(SUPPLIED DATA begins)

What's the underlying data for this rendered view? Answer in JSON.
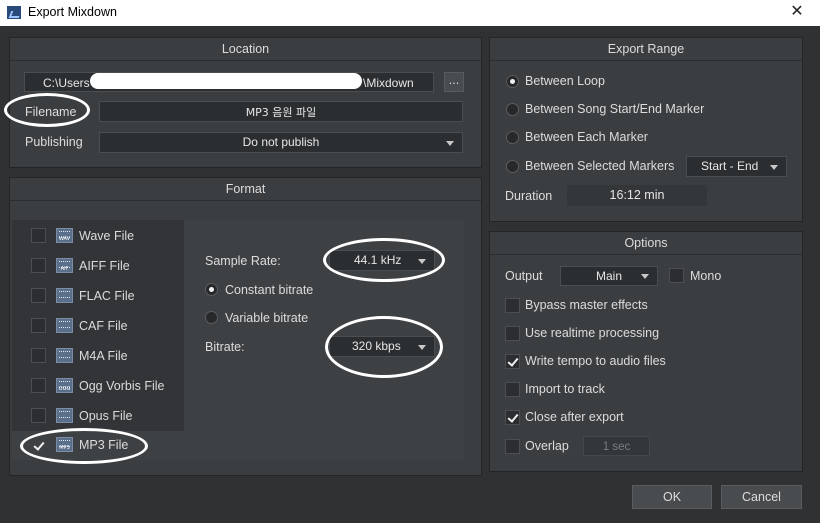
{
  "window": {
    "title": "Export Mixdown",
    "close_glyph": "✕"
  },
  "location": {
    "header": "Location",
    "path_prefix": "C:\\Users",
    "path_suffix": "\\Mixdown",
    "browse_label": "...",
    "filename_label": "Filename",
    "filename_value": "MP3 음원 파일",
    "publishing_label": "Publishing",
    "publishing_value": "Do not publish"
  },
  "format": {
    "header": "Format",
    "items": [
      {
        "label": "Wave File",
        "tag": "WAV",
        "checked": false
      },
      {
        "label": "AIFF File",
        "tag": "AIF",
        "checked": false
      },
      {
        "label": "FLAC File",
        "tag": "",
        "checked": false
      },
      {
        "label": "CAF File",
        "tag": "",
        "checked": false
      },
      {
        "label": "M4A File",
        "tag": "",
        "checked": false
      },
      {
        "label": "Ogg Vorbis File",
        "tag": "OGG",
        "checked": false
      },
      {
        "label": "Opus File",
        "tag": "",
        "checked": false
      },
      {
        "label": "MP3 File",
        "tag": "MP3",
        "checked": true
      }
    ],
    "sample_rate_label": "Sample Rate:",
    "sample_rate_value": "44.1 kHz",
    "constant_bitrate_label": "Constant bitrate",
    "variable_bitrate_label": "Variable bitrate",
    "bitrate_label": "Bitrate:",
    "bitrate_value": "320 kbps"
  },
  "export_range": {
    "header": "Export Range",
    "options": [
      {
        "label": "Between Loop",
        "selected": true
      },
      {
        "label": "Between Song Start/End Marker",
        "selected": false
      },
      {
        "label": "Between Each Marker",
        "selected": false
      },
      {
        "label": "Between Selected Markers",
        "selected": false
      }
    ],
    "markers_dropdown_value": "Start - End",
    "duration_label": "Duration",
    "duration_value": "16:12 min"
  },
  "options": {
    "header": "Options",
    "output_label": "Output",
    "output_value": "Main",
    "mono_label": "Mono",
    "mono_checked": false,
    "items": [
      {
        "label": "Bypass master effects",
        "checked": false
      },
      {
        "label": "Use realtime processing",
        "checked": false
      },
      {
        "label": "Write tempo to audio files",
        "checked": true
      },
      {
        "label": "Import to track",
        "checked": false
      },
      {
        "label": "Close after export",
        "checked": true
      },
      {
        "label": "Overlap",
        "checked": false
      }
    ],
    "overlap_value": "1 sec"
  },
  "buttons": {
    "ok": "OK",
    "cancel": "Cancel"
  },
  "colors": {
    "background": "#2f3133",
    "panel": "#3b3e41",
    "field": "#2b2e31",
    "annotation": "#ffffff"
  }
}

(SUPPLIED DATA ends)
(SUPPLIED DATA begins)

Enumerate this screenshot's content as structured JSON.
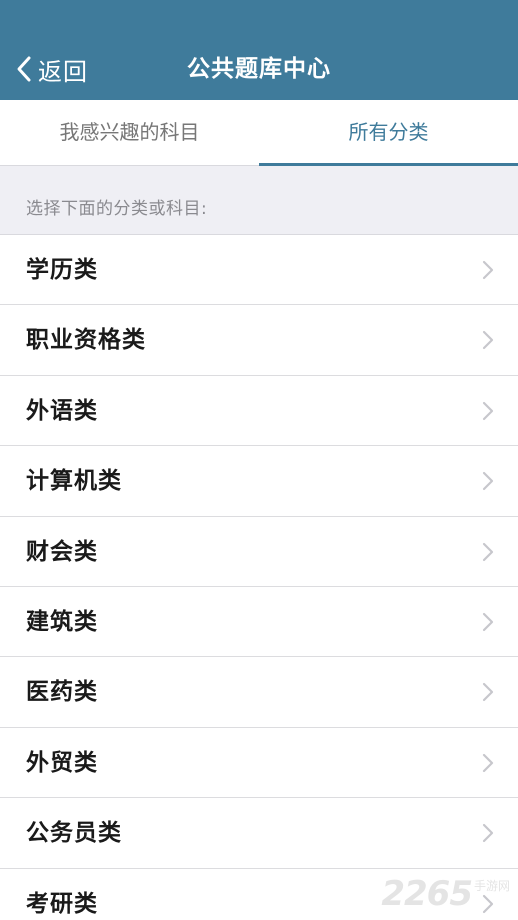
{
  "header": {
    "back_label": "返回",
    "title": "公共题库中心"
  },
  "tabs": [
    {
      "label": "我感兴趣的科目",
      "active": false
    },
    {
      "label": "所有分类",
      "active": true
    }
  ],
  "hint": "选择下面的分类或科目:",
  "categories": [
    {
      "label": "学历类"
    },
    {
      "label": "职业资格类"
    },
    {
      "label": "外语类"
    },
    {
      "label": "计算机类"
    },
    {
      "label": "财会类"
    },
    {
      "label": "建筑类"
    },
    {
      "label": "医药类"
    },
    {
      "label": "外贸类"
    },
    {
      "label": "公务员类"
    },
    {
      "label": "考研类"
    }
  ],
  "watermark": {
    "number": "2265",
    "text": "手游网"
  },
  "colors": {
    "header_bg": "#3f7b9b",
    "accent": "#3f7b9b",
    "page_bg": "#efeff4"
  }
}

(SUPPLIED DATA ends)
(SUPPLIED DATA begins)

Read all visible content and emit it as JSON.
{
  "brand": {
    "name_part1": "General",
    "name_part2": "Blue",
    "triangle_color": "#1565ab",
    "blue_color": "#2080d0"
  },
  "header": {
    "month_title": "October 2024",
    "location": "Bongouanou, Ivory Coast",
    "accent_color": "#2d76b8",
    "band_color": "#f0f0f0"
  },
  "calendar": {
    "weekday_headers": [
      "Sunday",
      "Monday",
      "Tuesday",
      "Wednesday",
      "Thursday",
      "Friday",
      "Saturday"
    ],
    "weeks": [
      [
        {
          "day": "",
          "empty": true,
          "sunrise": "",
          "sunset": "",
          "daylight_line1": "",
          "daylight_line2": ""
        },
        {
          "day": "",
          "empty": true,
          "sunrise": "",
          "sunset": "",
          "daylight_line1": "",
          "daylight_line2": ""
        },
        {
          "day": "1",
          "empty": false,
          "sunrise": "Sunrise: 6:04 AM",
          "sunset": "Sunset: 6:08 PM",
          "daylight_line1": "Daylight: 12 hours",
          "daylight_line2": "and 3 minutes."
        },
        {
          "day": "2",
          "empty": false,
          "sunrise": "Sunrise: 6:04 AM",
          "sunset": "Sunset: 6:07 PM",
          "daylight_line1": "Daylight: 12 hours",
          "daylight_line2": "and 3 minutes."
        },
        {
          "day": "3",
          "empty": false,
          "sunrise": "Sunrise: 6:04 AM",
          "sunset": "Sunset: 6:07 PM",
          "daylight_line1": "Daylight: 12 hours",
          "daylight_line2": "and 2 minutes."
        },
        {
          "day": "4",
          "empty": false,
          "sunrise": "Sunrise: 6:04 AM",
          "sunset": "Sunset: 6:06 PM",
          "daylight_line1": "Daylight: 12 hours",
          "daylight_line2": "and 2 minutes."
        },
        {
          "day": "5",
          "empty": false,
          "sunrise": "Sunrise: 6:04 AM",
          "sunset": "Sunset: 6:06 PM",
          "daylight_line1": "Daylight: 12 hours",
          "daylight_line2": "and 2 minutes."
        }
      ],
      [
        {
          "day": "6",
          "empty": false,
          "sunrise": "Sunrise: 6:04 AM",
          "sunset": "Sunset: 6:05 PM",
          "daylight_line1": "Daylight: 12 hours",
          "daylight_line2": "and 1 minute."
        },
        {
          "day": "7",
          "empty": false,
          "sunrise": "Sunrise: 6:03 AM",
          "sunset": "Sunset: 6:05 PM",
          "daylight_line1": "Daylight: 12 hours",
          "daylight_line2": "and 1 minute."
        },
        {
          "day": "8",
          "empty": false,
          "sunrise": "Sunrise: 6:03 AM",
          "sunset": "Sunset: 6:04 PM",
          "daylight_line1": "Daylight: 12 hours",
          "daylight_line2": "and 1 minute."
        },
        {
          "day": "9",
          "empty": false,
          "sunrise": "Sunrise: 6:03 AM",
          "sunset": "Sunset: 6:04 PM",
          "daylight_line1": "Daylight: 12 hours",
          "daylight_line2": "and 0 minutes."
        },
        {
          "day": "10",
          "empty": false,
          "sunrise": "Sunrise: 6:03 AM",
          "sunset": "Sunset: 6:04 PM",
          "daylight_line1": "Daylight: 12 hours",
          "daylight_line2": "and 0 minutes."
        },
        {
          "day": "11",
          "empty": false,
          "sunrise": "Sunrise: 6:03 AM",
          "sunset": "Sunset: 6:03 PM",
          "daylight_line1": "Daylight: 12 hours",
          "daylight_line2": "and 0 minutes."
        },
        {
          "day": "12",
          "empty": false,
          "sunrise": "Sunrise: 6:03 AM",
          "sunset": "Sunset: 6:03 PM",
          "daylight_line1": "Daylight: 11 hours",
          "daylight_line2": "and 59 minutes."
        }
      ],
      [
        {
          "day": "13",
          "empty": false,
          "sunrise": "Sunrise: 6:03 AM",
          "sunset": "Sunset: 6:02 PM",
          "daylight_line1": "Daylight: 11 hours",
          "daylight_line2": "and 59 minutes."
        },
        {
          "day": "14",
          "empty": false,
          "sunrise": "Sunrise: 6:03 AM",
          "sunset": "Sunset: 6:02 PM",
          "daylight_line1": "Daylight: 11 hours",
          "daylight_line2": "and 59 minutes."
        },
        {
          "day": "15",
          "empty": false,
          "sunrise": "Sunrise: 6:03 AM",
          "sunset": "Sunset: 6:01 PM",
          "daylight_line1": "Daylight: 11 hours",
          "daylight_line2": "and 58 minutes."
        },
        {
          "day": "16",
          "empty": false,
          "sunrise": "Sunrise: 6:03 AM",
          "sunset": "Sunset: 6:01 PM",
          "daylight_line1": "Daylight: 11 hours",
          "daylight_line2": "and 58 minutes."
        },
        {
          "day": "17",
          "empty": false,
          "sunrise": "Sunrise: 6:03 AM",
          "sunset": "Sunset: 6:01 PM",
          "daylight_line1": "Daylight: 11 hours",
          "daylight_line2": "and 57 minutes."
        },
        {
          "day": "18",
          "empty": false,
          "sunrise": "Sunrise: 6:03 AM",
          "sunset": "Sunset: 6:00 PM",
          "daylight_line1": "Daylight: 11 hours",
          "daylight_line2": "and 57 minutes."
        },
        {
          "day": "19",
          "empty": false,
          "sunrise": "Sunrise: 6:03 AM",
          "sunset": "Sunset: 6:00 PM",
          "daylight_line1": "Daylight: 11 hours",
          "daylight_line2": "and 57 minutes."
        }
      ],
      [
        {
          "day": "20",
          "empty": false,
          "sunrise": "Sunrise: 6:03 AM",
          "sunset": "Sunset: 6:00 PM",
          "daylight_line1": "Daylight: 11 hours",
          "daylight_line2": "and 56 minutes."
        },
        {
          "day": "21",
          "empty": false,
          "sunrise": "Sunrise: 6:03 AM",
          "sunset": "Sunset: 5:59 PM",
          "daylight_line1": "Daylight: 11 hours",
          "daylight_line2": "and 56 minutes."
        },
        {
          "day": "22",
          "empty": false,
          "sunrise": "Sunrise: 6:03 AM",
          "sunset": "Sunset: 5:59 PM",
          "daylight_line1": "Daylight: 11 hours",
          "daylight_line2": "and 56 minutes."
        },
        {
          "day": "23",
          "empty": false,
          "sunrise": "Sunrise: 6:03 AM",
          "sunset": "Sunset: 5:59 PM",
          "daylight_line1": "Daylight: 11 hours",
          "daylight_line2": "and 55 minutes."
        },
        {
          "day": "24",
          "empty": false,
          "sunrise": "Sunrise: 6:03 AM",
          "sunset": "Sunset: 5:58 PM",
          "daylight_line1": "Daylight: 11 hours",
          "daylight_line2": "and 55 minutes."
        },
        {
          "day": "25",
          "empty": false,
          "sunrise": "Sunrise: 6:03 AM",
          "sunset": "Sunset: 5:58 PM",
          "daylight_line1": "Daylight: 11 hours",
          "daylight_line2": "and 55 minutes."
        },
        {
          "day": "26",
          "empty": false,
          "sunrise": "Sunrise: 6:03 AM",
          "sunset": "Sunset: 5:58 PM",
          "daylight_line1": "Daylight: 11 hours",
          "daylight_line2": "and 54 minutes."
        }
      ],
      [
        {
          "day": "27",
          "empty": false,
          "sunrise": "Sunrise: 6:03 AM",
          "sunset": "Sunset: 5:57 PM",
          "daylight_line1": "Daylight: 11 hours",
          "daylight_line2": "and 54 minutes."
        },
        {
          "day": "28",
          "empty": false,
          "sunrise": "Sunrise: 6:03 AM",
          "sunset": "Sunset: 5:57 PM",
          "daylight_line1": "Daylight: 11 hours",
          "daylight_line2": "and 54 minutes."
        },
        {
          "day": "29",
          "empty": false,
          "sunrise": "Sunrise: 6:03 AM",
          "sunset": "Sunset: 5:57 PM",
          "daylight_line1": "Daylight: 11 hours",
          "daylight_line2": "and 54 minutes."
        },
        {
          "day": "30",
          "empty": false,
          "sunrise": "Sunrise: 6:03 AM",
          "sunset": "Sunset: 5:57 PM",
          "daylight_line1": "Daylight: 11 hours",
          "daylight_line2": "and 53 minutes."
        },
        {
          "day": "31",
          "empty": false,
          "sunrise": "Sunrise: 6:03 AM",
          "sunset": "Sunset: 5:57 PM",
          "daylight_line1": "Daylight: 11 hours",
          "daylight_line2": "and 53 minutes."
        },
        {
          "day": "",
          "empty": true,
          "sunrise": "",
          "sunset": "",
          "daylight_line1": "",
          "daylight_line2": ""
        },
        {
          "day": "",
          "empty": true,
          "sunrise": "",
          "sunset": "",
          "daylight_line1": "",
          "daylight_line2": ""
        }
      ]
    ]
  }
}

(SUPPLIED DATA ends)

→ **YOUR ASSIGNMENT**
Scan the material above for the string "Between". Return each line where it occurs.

→ **RESPONSE TO THE TASK**
        "label": "Between Loop",
        "label": "Between Song Start/End Marker",
        "label": "Between Each Marker",
        "label": "Between Selected Markers",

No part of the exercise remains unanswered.